THE TASK =>
Taking each line of the material below in turn, count those containing the string "name". Provide the number alone.

STUDY MATERIAL =>
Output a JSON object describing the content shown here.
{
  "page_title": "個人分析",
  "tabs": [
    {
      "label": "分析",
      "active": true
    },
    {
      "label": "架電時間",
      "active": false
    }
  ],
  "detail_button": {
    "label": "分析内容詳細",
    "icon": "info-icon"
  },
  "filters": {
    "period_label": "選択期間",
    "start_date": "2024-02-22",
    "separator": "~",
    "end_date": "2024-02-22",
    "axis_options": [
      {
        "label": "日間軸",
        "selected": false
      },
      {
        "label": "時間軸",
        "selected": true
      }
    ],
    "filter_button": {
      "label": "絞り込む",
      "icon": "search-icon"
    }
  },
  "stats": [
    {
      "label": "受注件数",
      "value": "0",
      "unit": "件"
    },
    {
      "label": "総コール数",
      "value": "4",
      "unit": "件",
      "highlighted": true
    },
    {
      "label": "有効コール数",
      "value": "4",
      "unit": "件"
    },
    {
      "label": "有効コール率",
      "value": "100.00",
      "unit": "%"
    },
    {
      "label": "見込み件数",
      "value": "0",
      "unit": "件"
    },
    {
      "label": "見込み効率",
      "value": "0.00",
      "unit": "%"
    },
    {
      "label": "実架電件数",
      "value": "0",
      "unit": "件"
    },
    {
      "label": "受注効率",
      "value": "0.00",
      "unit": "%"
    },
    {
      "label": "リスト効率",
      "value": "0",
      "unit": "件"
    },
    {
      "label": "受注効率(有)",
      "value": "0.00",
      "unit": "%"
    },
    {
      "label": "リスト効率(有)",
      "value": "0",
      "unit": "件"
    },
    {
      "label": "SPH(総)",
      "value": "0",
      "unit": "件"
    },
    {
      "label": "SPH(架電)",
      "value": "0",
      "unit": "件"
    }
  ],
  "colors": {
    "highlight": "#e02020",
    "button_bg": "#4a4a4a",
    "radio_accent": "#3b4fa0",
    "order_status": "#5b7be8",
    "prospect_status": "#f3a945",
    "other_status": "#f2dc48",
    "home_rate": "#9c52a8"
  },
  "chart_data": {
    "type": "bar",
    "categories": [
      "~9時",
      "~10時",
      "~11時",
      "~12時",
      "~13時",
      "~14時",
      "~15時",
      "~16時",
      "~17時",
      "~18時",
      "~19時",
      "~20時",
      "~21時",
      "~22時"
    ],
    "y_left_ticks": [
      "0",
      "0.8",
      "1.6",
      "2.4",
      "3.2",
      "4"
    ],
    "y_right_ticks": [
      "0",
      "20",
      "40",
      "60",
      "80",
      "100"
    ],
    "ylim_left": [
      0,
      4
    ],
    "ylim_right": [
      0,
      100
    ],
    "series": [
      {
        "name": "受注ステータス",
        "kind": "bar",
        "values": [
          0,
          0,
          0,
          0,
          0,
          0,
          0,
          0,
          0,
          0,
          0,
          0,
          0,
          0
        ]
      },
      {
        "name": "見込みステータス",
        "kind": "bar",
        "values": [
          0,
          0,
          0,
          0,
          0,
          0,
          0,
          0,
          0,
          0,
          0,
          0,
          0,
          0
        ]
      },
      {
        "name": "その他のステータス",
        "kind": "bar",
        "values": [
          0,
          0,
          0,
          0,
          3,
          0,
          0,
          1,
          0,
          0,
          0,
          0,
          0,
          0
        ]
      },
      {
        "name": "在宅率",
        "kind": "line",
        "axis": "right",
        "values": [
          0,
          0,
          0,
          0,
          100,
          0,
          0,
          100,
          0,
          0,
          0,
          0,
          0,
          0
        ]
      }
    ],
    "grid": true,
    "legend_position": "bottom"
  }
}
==
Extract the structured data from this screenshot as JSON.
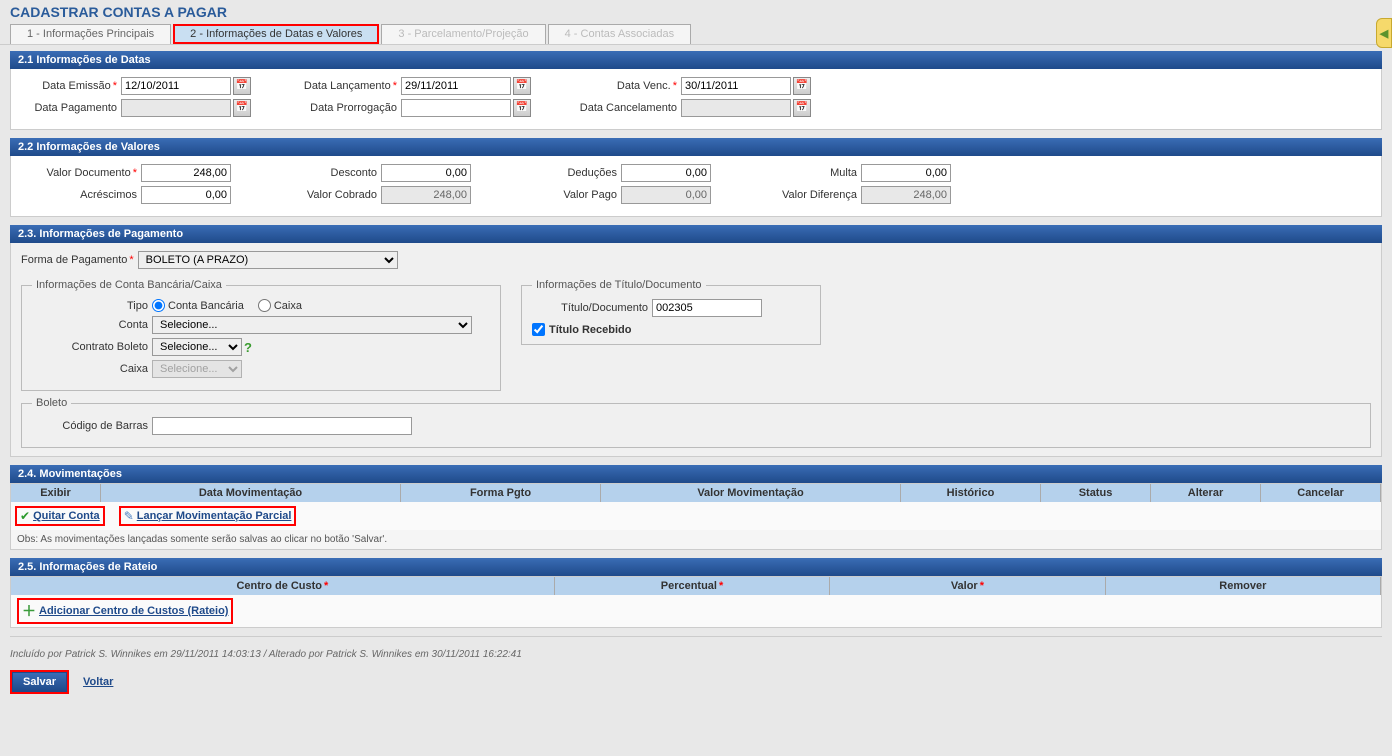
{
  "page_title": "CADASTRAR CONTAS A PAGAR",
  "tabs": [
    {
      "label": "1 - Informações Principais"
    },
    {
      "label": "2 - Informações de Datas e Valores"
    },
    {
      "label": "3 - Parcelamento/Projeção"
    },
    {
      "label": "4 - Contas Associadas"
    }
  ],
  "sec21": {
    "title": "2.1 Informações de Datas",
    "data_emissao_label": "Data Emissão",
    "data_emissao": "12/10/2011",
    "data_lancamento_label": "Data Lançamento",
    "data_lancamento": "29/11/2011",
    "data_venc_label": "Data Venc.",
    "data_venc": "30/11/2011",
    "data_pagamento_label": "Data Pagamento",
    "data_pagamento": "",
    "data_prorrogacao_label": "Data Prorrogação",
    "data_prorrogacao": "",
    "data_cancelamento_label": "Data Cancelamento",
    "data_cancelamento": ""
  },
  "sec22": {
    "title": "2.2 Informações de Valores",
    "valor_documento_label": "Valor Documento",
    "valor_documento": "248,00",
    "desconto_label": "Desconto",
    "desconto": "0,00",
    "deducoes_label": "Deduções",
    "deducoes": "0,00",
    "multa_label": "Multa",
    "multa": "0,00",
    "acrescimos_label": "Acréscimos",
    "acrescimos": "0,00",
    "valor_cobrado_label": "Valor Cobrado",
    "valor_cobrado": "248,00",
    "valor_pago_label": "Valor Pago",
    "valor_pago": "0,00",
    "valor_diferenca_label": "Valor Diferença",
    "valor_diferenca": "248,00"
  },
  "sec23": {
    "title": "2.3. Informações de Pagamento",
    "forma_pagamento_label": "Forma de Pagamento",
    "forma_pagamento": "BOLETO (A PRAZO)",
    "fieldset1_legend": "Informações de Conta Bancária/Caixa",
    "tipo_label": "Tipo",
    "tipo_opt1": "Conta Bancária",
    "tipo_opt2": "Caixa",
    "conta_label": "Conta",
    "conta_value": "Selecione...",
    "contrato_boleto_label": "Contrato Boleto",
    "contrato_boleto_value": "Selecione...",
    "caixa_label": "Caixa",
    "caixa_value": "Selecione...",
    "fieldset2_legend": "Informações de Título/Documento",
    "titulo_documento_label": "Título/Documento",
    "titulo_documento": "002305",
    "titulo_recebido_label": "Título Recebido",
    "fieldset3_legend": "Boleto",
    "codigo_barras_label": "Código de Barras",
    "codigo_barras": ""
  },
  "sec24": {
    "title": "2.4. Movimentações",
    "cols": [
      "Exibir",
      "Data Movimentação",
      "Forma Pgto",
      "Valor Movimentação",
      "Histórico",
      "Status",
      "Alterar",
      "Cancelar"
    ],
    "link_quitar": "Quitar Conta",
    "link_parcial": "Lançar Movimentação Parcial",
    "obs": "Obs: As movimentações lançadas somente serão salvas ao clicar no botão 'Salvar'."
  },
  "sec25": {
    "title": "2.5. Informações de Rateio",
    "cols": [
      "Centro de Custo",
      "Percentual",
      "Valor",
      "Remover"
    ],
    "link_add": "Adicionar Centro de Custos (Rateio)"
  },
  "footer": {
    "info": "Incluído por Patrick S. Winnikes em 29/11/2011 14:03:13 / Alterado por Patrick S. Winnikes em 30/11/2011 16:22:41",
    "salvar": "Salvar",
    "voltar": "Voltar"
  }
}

TASK SOLUTION =>
4